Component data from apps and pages
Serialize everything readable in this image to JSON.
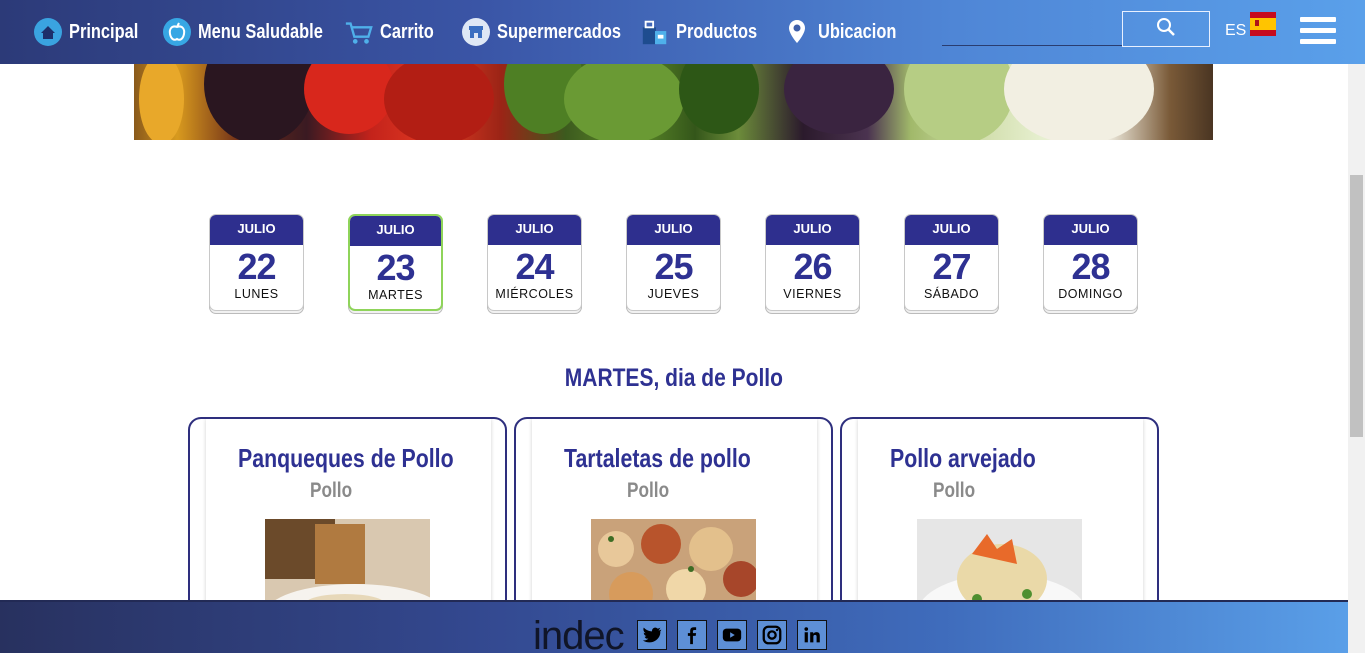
{
  "nav": {
    "items": [
      {
        "label": "Principal",
        "icon": "home-icon"
      },
      {
        "label": "Menu Saludable",
        "icon": "apple-icon"
      },
      {
        "label": "Carrito",
        "icon": "cart-icon"
      },
      {
        "label": "Supermercados",
        "icon": "store-icon"
      },
      {
        "label": "Productos",
        "icon": "products-icon"
      },
      {
        "label": "Ubicacion",
        "icon": "location-pin-icon"
      }
    ],
    "search_icon": "search-icon",
    "language": "ES",
    "flag_icon": "spain-flag-icon",
    "menu_icon": "hamburger-menu-icon"
  },
  "calendar": {
    "days": [
      {
        "month": "JULIO",
        "day_number": "22",
        "weekday": "LUNES"
      },
      {
        "month": "JULIO",
        "day_number": "23",
        "weekday": "MARTES",
        "selected": true
      },
      {
        "month": "JULIO",
        "day_number": "24",
        "weekday": "MIÉRCOLES"
      },
      {
        "month": "JULIO",
        "day_number": "25",
        "weekday": "JUEVES"
      },
      {
        "month": "JULIO",
        "day_number": "26",
        "weekday": "VIERNES"
      },
      {
        "month": "JULIO",
        "day_number": "27",
        "weekday": "SÁBADO"
      },
      {
        "month": "JULIO",
        "day_number": "28",
        "weekday": "DOMINGO"
      }
    ]
  },
  "menu_title": "MARTES, dia de Pollo",
  "recipes": [
    {
      "title": "Panqueques de Pollo",
      "category": "Pollo"
    },
    {
      "title": "Tartaletas de pollo",
      "category": "Pollo"
    },
    {
      "title": "Pollo arvejado",
      "category": "Pollo"
    }
  ],
  "footer": {
    "logo_text": "indec",
    "social": [
      "twitter-icon",
      "facebook-icon",
      "youtube-icon",
      "instagram-icon",
      "linkedin-icon"
    ]
  },
  "colors": {
    "brand_blue": "#2e3192",
    "calendar_header": "#2e2f8e",
    "selected_border": "#8fd45a",
    "category_gray": "#8a8a8a"
  }
}
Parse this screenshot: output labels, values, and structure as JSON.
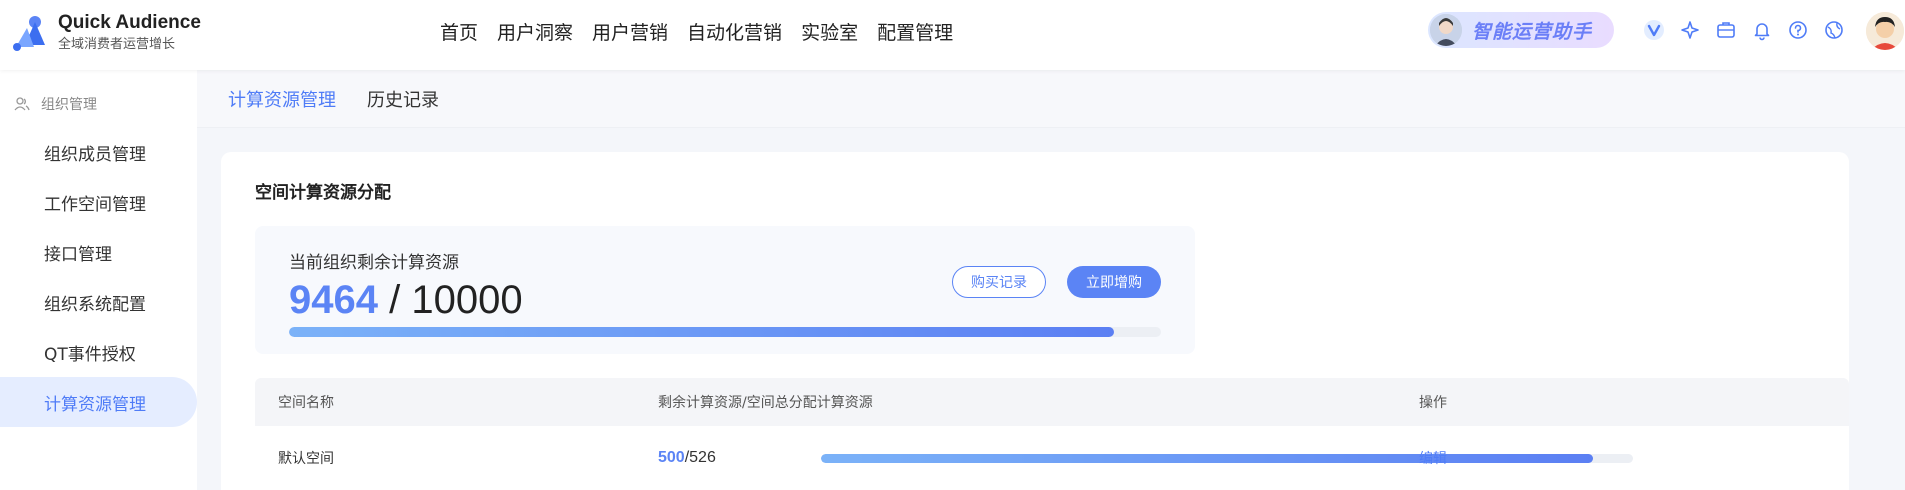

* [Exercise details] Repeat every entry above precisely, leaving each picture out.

* [Result for this task]
Serialize everything readable in this image to JSON.
{
  "nav": {
    "items": [
      {
        "label": "Principal",
        "icon": "home-icon"
      },
      {
        "label": "Menu Saludable",
        "icon": "apple-icon"
      },
      {
        "label": "Carrito",
        "icon": "cart-icon"
      },
      {
        "label": "Supermercados",
        "icon": "store-icon"
      },
      {
        "label": "Productos",
        "icon": "products-icon"
      },
      {
        "label": "Ubicacion",
        "icon": "location-pin-icon"
      }
    ],
    "search_icon": "search-icon",
    "language": "ES",
    "flag_icon": "spain-flag-icon",
    "menu_icon": "hamburger-menu-icon"
  },
  "calendar": {
    "days": [
      {
        "month": "JULIO",
        "day_number": "22",
        "weekday": "LUNES"
      },
      {
        "month": "JULIO",
        "day_number": "23",
        "weekday": "MARTES",
        "selected": true
      },
      {
        "month": "JULIO",
        "day_number": "24",
        "weekday": "MIÉRCOLES"
      },
      {
        "month": "JULIO",
        "day_number": "25",
        "weekday": "JUEVES"
      },
      {
        "month": "JULIO",
        "day_number": "26",
        "weekday": "VIERNES"
      },
      {
        "month": "JULIO",
        "day_number": "27",
        "weekday": "SÁBADO"
      },
      {
        "month": "JULIO",
        "day_number": "28",
        "weekday": "DOMINGO"
      }
    ]
  },
  "menu_title": "MARTES, dia de Pollo",
  "recipes": [
    {
      "title": "Panqueques de Pollo",
      "category": "Pollo"
    },
    {
      "title": "Tartaletas de pollo",
      "category": "Pollo"
    },
    {
      "title": "Pollo arvejado",
      "category": "Pollo"
    }
  ],
  "footer": {
    "logo_text": "indec",
    "social": [
      "twitter-icon",
      "facebook-icon",
      "youtube-icon",
      "instagram-icon",
      "linkedin-icon"
    ]
  },
  "colors": {
    "brand_blue": "#2e3192",
    "calendar_header": "#2e2f8e",
    "selected_border": "#8fd45a",
    "category_gray": "#8a8a8a"
  }
}
Parse this screenshot: output labels, values, and structure as JSON.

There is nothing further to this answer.